I had originally planned on spending the day fishing a stream in Idaho with a new friend, but a severe case of insomnia put the kabosh on that. Eventually, after a meager two hours of mediocre slumber over a ten hour period, I drug my weary carcass out of bed.
After I got my aching head and knotted bowels under control I decided I couldn't waste a beautiful day off from work. I headed for a small stream with hike in access, thinking nobody would bother with it this time of year. When I arrived I thought I had made a wrong turn and ended up at Cutler Marsh. The parking area was under several inches of muddy snow melt, and littered with cars. I guess I wasn't the only one with that idea. I didn't feel like playing leap frog or hiking a long distance under the circumstances, so I left.
I ended up settling on The Blacksmith for my angling venue. I drove further up the canyon than I normally do and finally found a good pull off. The day was warm and I only needed a light hoodie. I sidled into the stream and began to fish a nice riffle. An average cutthroat refused my dry right off, so I switched to a smaller fly. I couldn't get the fish to rise again or take the dropper, but I eventually caught a small brown from an undercut at the head of the run.
I worked my way upstream and found a nice long run full of rising trout. I wish this was the part of the story where I launched into a photo laden account of my amazing day on The Blacksmith, but it's not. For some reason I kept losing the fish. The better ones anyway. They would take the caddis larva dropper, I would set the hook, feel their weight, and then they would roll and be off. I switched to a dark mayfly nymph, and finally I hooked a decent fish. He darted back and forth across the run before digging into the current next to me, and then he was gone. With my fly no less. I'm not sure what happened. I had checked my knot several times like I always do, perhaps his teeth nicked the line. Anyway, I scored a few more out of the run, but sadly this was the best fish.

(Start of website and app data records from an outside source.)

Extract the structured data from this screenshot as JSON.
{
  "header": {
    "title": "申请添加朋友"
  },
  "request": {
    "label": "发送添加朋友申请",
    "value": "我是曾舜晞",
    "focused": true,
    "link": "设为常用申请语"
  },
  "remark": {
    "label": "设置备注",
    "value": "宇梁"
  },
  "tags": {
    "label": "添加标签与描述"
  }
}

I moved up to some really fast pocket water where I found a pod of large whitefish, but was unable to coerce them into biting. Things didn't get much better. In one pool I had a decent cutthroat inhale my fly and pull it down, but when I set the hook the fly pulled out of it's mouth. I worked up to the next run and caught a couple more small fish, but that was it. I had only 8 small browns and a fingerling cutthroat to show for my two hours of effort, so I decided to move downstream to another stretch.
Unfortunately, every pull off was full by now. I reached the mouth of the canyon with a little bit of daylight left. I was still geared up to fish, so I hightailed it to the new spot I've been fishing lately. I didn't waste anytime dillydallying around the access and went straight for the run where I had hooked 20 fish two weeks ago. The water was murky again, so I tied on a golden hare's ear with a hot orange beadhead. I managed two small browns of maybe 8 inches and then nothing. I worked the run a while longer before switching to a rubber legged black stonefly nymph. After a few casts I hooked a scrawny but spirited little brown that jumped at least a half a dozen times.

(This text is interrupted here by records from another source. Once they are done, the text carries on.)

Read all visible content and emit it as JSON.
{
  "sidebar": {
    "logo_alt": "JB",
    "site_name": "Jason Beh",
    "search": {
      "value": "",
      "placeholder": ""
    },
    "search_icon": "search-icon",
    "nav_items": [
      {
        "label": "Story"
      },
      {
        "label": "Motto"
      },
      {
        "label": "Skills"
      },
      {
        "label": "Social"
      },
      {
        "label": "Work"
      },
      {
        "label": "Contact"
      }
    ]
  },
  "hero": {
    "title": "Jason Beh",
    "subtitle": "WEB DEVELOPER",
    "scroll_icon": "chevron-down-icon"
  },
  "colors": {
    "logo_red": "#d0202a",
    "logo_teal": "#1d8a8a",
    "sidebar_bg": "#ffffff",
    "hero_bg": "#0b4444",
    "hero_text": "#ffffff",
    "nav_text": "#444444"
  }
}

It was nearly dark now and I could see my breath. I took the scenic route home and was happy to see Cutler completely ice free, complete with frolicking carp.
Not the most exciting day, and definitely not what I had planned on, but spending time outside in the spring weather was certainly an improvement over driving home from work in a frozen hell just a few days prior. I'll take it.
Total fish for the day: 12
Total fish for the year: 58